→ Aim of the task
All records should be reproduced verbatim.

Data extracted from a collection:
++++++++

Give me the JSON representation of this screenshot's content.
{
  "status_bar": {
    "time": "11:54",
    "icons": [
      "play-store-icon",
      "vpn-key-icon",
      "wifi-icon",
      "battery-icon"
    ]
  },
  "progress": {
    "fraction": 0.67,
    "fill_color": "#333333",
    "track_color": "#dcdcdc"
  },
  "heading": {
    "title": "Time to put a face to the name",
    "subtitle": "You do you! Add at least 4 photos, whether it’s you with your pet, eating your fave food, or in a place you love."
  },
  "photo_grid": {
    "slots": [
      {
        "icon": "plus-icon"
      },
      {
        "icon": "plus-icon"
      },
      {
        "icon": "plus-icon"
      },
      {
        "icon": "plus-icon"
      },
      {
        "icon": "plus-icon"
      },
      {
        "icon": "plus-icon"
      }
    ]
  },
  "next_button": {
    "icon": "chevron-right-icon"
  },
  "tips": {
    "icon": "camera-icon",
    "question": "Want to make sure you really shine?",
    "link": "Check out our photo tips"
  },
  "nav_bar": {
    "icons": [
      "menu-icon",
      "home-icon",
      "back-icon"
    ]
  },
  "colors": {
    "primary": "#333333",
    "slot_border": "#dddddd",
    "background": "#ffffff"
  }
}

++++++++

→ Solution to this task
Give me the JSON representation of this screenshot's content.
{
  "status_bar": {
    "time": "11:54",
    "icons": [
      "play-store-icon",
      "vpn-key-icon",
      "wifi-icon",
      "battery-icon"
    ]
  },
  "progress": {
    "fraction": 0.67,
    "fill_color": "#333333",
    "track_color": "#dcdcdc"
  },
  "heading": {
    "title": "Time to put a face to the name",
    "subtitle": "You do you! Add at least 4 photos, whether it’s you with your pet, eating your fave food, or in a place you love."
  },
  "photo_grid": {
    "slots": [
      {
        "icon": "plus-icon"
      },
      {
        "icon": "plus-icon"
      },
      {
        "icon": "plus-icon"
      },
      {
        "icon": "plus-icon"
      },
      {
        "icon": "plus-icon"
      },
      {
        "icon": "plus-icon"
      }
    ]
  },
  "next_button": {
    "icon": "chevron-right-icon"
  },
  "tips": {
    "icon": "camera-icon",
    "question": "Want to make sure you really shine?",
    "link": "Check out our photo tips"
  },
  "nav_bar": {
    "icons": [
      "menu-icon",
      "home-icon",
      "back-icon"
    ]
  },
  "colors": {
    "primary": "#333333",
    "slot_border": "#dddddd",
    "background": "#ffffff"
  }
}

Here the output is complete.